And crucial to their funding: the high fees of overseas students. Thanks to the dominance of Oxford and Cambridge in television and film, the wide spread of English around the world, and the soft power of the BBC, particularly the World Service,  an education at a British university is highly prized around of the world. Add to that the fact that higher education is something that Britain does well and the conditions for financially secure development of regional centres of growth and jobs – supposedly the tentpole of Theresa May’s agenda – are all in place.

But at the Home Office, May did more to stop the flow of foreign students into higher education in Britain than any other minister since the Second World War. Under May, that department did its utmost to reduce the number of overseas students, despite opposition both from BIS, then responsible for higher education, and the Treasury, then supremely powerful under the leadership of George Osborne.

That’s the hidden story in today’s Office of National Statistics figures showing a drop in the number of international students. Even small falls in the number of international students has big repercussions for student funding. Take the University of Hull – one in six students are international students. But remove their contribution in fees and the University’s finances would instantly go from surplus into deficit. At Imperial, international students make up a third of the student population – but contribute 56 per cent of student fee income.

Bluntly – if May continues to reduce student numbers, the end result is going to be a university going bust, with massive knock-on effects, not only for research enterprise but for the local economies of the surrounding area.

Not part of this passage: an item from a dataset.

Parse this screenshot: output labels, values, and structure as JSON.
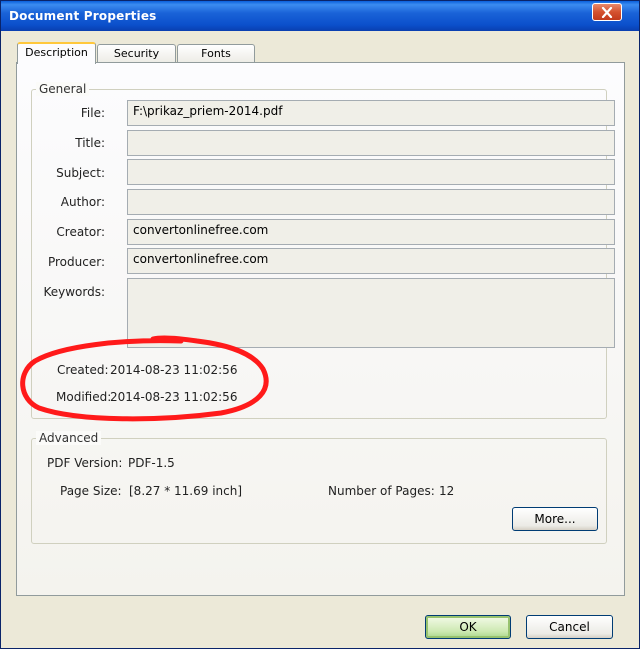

And that’s the trajectory under David Cameron, when the Home Office’s instincts faced strong countervailing pressure from a powerful Treasury and a department for Business, Innovation and Skills that for most of his premiership hosted a vocal Liberal Democrat who needed to be mollified. There’s every reason to believe that the Cameron-era trajectory will accelerate, rather than decline, now that May is at the Treasury, the new department of Business, Energy and Industrial Strategy doesn’t even have responsibility for higher education anymore. (That’s back at the Department for Education, where the Secretary of State, Justine Greening, is a May loyalist.)

We talk about the pressures in the NHS or in care, and those, too, are warning lights in the British state. But watch out too, for a university that needs to be bailed out before long. 

Stephen Bush is special correspondent at the New Statesman. His daily briefing, Morning Call, provides a quick and essential guide to British politics.